▶ YOUR GOAL: Will you extract the entries word for word? Images should not appear in the copy.

Page and application data records:
• • • • • • •
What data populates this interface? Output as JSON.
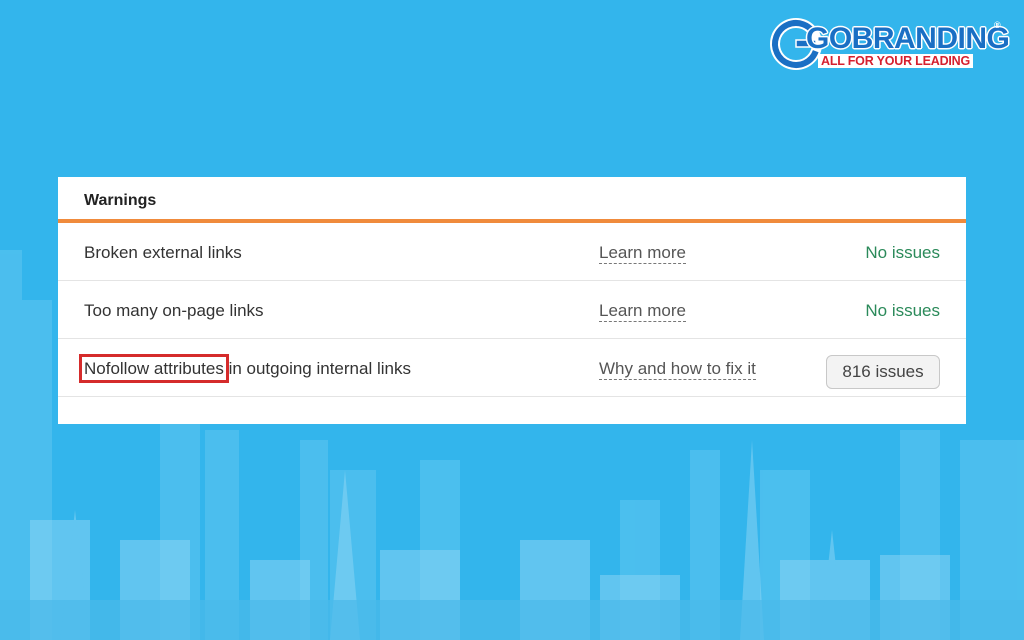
{
  "logo": {
    "brand": "GOBRANDING",
    "tagline": "ALL FOR YOUR LEADING",
    "registered": "®",
    "primary_color": "#1a6fc4",
    "accent_color": "#d6202f"
  },
  "panel": {
    "title": "Warnings",
    "accent_color": "#f08b3c",
    "rows": [
      {
        "name": "Broken external links",
        "help": "Learn more",
        "status": "No issues"
      },
      {
        "name": "Too many on-page links",
        "help": "Learn more",
        "status": "No issues"
      },
      {
        "name_highlight": "Nofollow attributes",
        "name_rest": " in outgoing internal links",
        "help": "Why and how to fix it",
        "issues": "816 issues"
      }
    ]
  },
  "colors": {
    "background": "#33b5ec",
    "ok_status": "#2b8a5a",
    "highlight_box": "#d52b2b"
  }
}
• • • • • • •
▶ ANSWER FOR THE TASK:
What data populates this interface? Output as JSON.
{
  "logo": {
    "brand": "GOBRANDING",
    "tagline": "ALL FOR YOUR LEADING",
    "registered": "®",
    "primary_color": "#1a6fc4",
    "accent_color": "#d6202f"
  },
  "panel": {
    "title": "Warnings",
    "accent_color": "#f08b3c",
    "rows": [
      {
        "name": "Broken external links",
        "help": "Learn more",
        "status": "No issues"
      },
      {
        "name": "Too many on-page links",
        "help": "Learn more",
        "status": "No issues"
      },
      {
        "name_highlight": "Nofollow attributes",
        "name_rest": " in outgoing internal links",
        "help": "Why and how to fix it",
        "issues": "816 issues"
      }
    ]
  },
  "colors": {
    "background": "#33b5ec",
    "ok_status": "#2b8a5a",
    "highlight_box": "#d52b2b"
  }
}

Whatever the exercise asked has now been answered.